This issue is especially important to the Gluten Free RN as a mother herself – as well as an emergency ER nurse certified in PALS, NLS and pediatric emergency nursing.
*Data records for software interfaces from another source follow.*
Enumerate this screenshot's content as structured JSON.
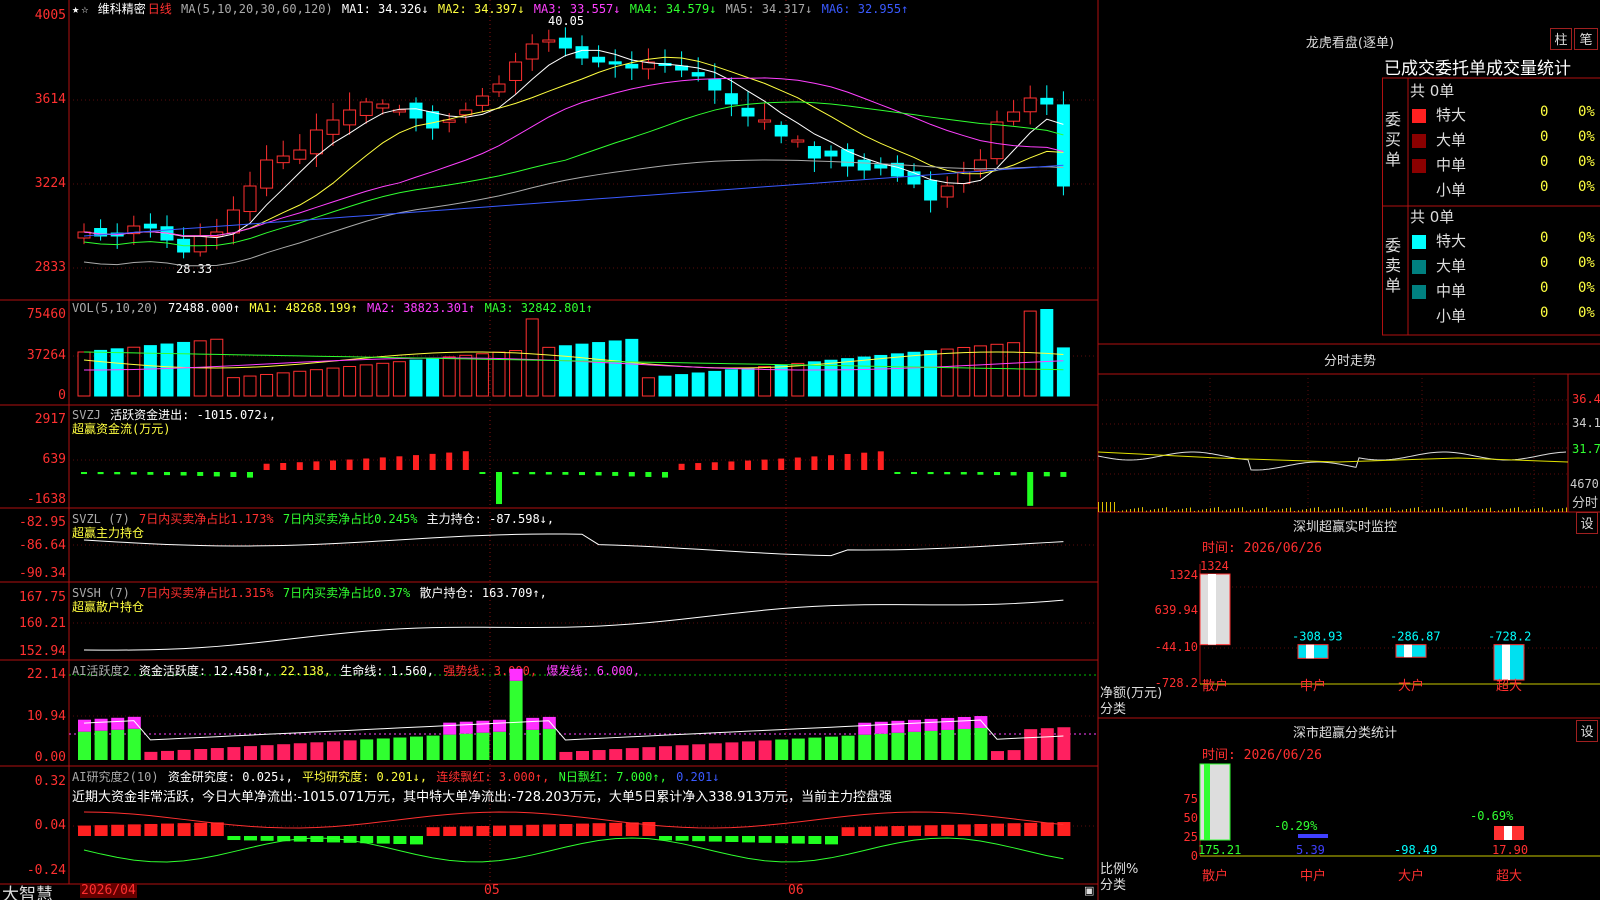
{
  "app": {
    "brand": "大智慧"
  },
  "stock": {
    "name": "维科精密",
    "period": "日线"
  },
  "main": {
    "ma_title": "MA(5,10,20,30,60,120)",
    "ma1": "MA1: 34.326↓",
    "ma2": "MA2: 34.397↓",
    "ma3": "MA3: 33.557↓",
    "ma4": "MA4: 34.579↓",
    "ma5": "MA5: 34.317↓",
    "ma6": "MA6: 32.955↑",
    "y_ticks": [
      "4005",
      "3614",
      "3224",
      "2833"
    ],
    "high_label": "40.05",
    "low_label": "28.33"
  },
  "vol": {
    "title": "VOL(5,10,20)",
    "value": "72488.000↑",
    "ma1": "MA1: 48268.199↑",
    "ma2": "MA2: 38823.301↑",
    "ma3": "MA3: 32842.801↑",
    "y_ticks": [
      "75460",
      "37264",
      "0"
    ]
  },
  "svzj": {
    "title": "SVZJ",
    "label": "活跃资金进出: -1015.072↓,",
    "subtitle": "超赢资金流(万元)",
    "y_ticks": [
      "2917",
      "639",
      "-1638"
    ]
  },
  "svzl": {
    "title": "SVZL (7)",
    "a": "7日内买卖净占比1.173%",
    "b": "7日内买卖净占比0.245%",
    "c": "主力持仓: -87.598↓,",
    "subtitle": "超赢主力持仓",
    "y_ticks": [
      "-82.95",
      "-86.64",
      "-90.34"
    ]
  },
  "svsh": {
    "title": "SVSH (7)",
    "a": "7日内买卖净占比1.315%",
    "b": "7日内买卖净占比0.37%",
    "c": "散户持仓: 163.709↑,",
    "subtitle": "超赢散户持仓",
    "y_ticks": [
      "167.75",
      "160.21",
      "152.94"
    ]
  },
  "ai1": {
    "title": "AI活跃度2",
    "a": "资金活跃度: 12.458↑,",
    "b": "22.138,",
    "c": "生命线: 1.560,",
    "d": "强势线: 3.000,",
    "e": "爆发线: 6.000,",
    "y_ticks": [
      "22.14",
      "10.94",
      "0.00"
    ]
  },
  "ai2": {
    "title": "AI研究度2(10)",
    "a": "资金研究度: 0.025↓,",
    "b": "平均研究度: 0.201↓,",
    "c": "连续飘红: 3.000↑,",
    "d": "N日飘红: 7.000↑,",
    "e": "0.201↓",
    "note": "近期大资金非常活跃，今日大单净流出:-1015.071万元，其中特大单净流出:-728.203万元，大单5日累计净入338.913万元，当前主力控盘强",
    "y_ticks": [
      "0.32",
      "0.04",
      "-0.24"
    ]
  },
  "xaxis": {
    "date": "2026/04",
    "m5": "05",
    "m6": "06"
  },
  "dragon": {
    "title": "龙虎看盘(逐单)",
    "btn1": "柱",
    "btn2": "笔",
    "tabs": "已成交委托单成交量统计",
    "buy_label": "委买单",
    "sell_label": "委卖单",
    "buy_total": "共 0单",
    "sell_total": "共 0单",
    "rows": [
      {
        "name": "特大",
        "n": "0",
        "p": "0%"
      },
      {
        "name": "大单",
        "n": "0",
        "p": "0%"
      },
      {
        "name": "中单",
        "n": "0",
        "p": "0%"
      },
      {
        "name": "小单",
        "n": "0",
        "p": "0%"
      }
    ]
  },
  "intraday": {
    "title": "分时走势",
    "ticks": [
      "36.40",
      "34.10",
      "31.74",
      "4670",
      "分时"
    ]
  },
  "monitor": {
    "title": "深圳超赢实时监控",
    "set": "设",
    "time": "时间: 2026/06/26",
    "y_ticks": [
      "1324",
      "639.94",
      "-44.10",
      "-728.2"
    ],
    "ylabel1": "净额(万元)",
    "ylabel2": "分类",
    "cats": [
      "散户",
      "中户",
      "大户",
      "超大"
    ],
    "values": [
      1324,
      -308.93,
      -286.87,
      -728.2
    ],
    "labels": [
      "1324",
      "-308.93",
      "-286.87",
      "-728.2"
    ]
  },
  "stats": {
    "title": "深市超赢分类统计",
    "set": "设",
    "time": "时间: 2026/06/26",
    "y_ticks": [
      "75",
      "50",
      "25",
      "0"
    ],
    "ylabel1": "比例%",
    "ylabel2": "分类",
    "cats": [
      "散户",
      "中户",
      "大户",
      "超大"
    ],
    "bottom_vals": [
      "175.21",
      "5.39",
      "-98.49",
      "17.90"
    ],
    "pct_labels": [
      "-0.29%",
      "-0.69%"
    ]
  },
  "chart_data": [
    {
      "type": "bar",
      "title": "深圳超赢实时监控",
      "ylabel": "净额(万元)",
      "categories": [
        "散户",
        "中户",
        "大户",
        "超大"
      ],
      "values": [
        1324,
        -308.93,
        -286.87,
        -728.2
      ],
      "ylim": [
        -728.2,
        1324
      ]
    },
    {
      "type": "bar",
      "title": "深市超赢分类统计",
      "ylabel": "比例%",
      "categories": [
        "散户",
        "中户",
        "大户",
        "超大"
      ],
      "values": [
        175.21,
        5.39,
        -98.49,
        17.9
      ],
      "ylim": [
        0,
        75
      ]
    }
  ]
}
She shares the stories of women who had difficulty getting pregnant or maintaining pregnancies as a result of undiagnosed celiac disease and gluten sensitivity, and explains how a mass screening could work to prevent such intense suffering.

Listen to learn how adopting a gluten-free or Paleo diet can help women carry their babies to full-term and deliver healthy, thriving children!

What’s Discussed: 

Nadine’s mission to get women tested for celiac disease prior to pregnancy

  • Allows to absorb nutrients during pregnancy (including prenatal vitamins)
  • Can deliver healthy, thriving child

 The story of Alice Bast

  • Suffered miscarriage and still births
  • Multiple doctors couldn’t provide answers
  • Vet gave idea to test for celiac disease
  • Founded the National Foundation for Celiac Awareness

 The necessity for a mass screening of men and women

  • Identify HLA-DQ2 and HLA-DQ8 gene carriers
  • Genes of both parents affect fetal health
  • Ratio of women to men with celiac disease is 1:1
  • Ratio of women to men diagnosed with celiac disease is 3:1

 The increased risks for pregnant women with undiagnosed celiac disease

  • Miscarriage
  • Still birth
  • Low birth weight
  • Failure to thrive in children
  • Pre-eclampsia/eclampsia (dangerously high blood pressure)

 The role men play in infertility

  • ED, low sperm count and low libido may be attributed to undiagnosed celiac disease
  • Symptoms include deficiencies in zinc, magnesium and B vitamins as well as anemia and osteoporosis

 The argument that a mass screening for celiac disease is too expensive

  • The cost associated with undiagnosed celiac disease is much higher
  • Consists of medical costs from complications
  • Also includes decreased productivity and morbidity/mortality
  • Study published in Science Digest found that 42,000 children may die annually due to undiagnosed celiac disease

 Conditions that indicate high risk for celiac disease

  • Chronic GI issues
  • Irritable bowel syndrome
  • Weight loss/gain
  • Iron deficiency anemia
  • Vitamin/mineral deficiencies
  • Secondary hyperparathyroidism
  • Unexplained elevations in liver function
  • Down, Turner or Williams syndrome
  • Type 1 diabetes
  • Lupus
  • Autoimmune thyroid disease

 Sam’s story

  • Delayed puberty (didn’t get period until 17-years-old)
  • Diagnosed with celiac disease at 19
  • Doctors warned she would probably never have children
  • Raising two healthy boys

 Why Nadine is concerned about the current generation of children

  • Higher rates of autoimmune diseases, cancer and learning disabilities

 The appropriate diet to promote maternal health and proper fetal development

  • Gluten- and dairy-free
  • Paleo is best
  • Humans have enzymes to break down meat proteins
  • Humans do not have enzymes to break down grain proteins
  • Avoid wheat, barley, rye and oats
  • Embrace meat, fish, eggs, fruits, vegetables, nuts and seeds

 Deficiencies that can be corrected to promote healthy pregnancy

  • B6 and B12
  • A, D, E and K (the fat-soluble vitamins)
  • Magnesium RBC
  • Zinc

 The US maternal mortality rate compared to other developed nations

  • Rising in the US, declining in other developed nations
  • 28 deaths for every 100,000 births in 2013, up from 23 in 2005

Resources:

“Maternal Mortality Rate in US Rises, Defying Global Trend, Study Finds” in The New York Times

“Focus on Infants During Childbirth Leaves US Moms in Danger” on NPR

Beyond Celiac: Alice Bast

“Reproductive Changes Associated with Celiac Disease” from the World Journal of Gastroenterology

“Celiac Disease and Reproductive Health” from Celiac Disease: A Comprehensive Review and Update

Connect with Nadine: 

Instagram

Facebook

Contact via Email

‘Your Skin on Gluten’ on YouTube

Books by Nadine:

Dough Nation: A Nurse’s Memoir of Celiac Disease from Missed Diagnosis to Food and Health Activism